Pre-clinical studies showed that MK-8591 had good distribution to rectal and vaginal tissues in monkeys, indicating potential suitability for PrEP.
Dr. Martin Markowitz from the Aaron Diamond AIDS Research Center in New York presented results from a study asking whether MK-8591 could protect monkeys from rectal infection with a simian-human hybrid virus known as SHIV.
Sixteen male macaques were given weekly oral doses of MK-8519 and rectally exposed to SHIV every week. None of the monkeys treated with MK-8591 became infected over the course of 12 viral exposures, while every monkey in the placebo group became infected, mostly after just one or two exposures.
Another big story coming out of the conference was the news that a 9-year-old child in South Africa who started antiretroviral therapy (ART) as a baby has maintained viral suppression off treatment for eight and a half years.
The girl was diagnosed with HIV at the age of one month and received antiretrovirals for just under a year in the CHER trial, sponsored by the U.S. National Institutes of Allergy and Infectious Diseases. Her viral load went from a high level to undetectable and stayed there. An extensive evaluation at age nine showed that she had evidence of HIV genetic material in a small number of immune cells, but no signs of replication-capable virus.
"[T]his new case strengthens our hope that by treating HIV-infected children for a brief period beginning in infancy, we may be able to spare them the burden of lifelong therapy and the health consequences of long-term immune activation typically associated with HIV disease," NIAID director Dr. Anthony Fauci said in a statement.
Dr. Timothy Henrich from UCSF reported on another case of long-term remission involving a gay man who started HIV treatment during the "hyperacute," or very early, phase of infection.
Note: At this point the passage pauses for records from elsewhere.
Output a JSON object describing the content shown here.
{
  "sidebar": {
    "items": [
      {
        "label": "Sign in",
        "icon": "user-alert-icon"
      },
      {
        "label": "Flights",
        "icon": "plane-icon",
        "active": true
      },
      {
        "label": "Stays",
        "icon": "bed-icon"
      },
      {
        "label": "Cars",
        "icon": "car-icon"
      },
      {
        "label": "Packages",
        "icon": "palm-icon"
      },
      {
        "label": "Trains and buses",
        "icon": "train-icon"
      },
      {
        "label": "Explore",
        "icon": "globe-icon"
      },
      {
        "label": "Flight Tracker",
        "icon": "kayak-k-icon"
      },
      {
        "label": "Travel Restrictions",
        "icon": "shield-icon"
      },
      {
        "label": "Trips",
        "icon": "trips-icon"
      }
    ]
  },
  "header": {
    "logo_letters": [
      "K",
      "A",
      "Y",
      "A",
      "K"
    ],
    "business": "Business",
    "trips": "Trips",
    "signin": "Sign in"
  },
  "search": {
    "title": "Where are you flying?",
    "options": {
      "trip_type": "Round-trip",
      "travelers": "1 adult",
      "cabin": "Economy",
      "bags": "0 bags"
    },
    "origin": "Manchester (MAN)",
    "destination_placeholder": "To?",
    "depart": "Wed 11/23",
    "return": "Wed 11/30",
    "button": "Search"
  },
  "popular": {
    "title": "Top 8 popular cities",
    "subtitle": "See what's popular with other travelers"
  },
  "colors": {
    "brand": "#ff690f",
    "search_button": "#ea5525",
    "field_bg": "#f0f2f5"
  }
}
The man joined a PrEP trial and started taking Truvada (tenofovir/emtricitabine), but it was soon learned that he had been infected very recently, before starting PrEP. He then switched to a complete multidrug antiretroviral regimen.
After nearly three years on treatment he showed no evidence of HIV anywhere in his body using the most sensitive tests, and he opted to try a carefully monitored experimental treatment interruption. He maintained an undetectable viral load for about seven months, but ultimately experienced viral rebound and restarted treatment.
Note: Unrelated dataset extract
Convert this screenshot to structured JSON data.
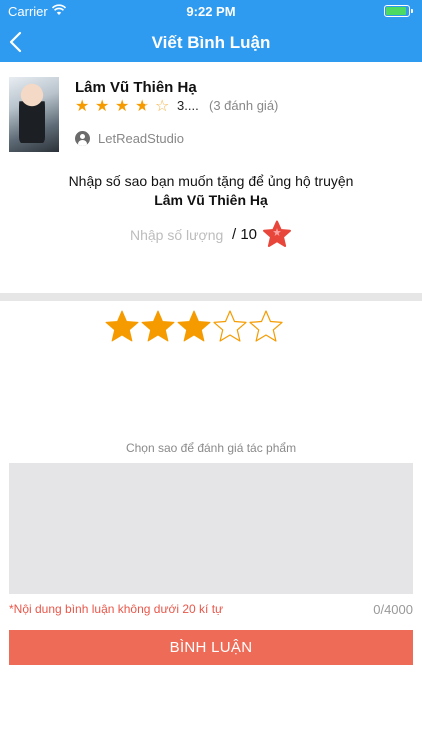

"From a cure perspective, the biggest story at the conference was proof that very early antiretroviral therapy is not curative, but that early ART â€" but perhaps not too early â€" can lead to a remission in some people," Dr. Steven Deeks of UCSF, who was one the investigators on this study, told the B.A.R.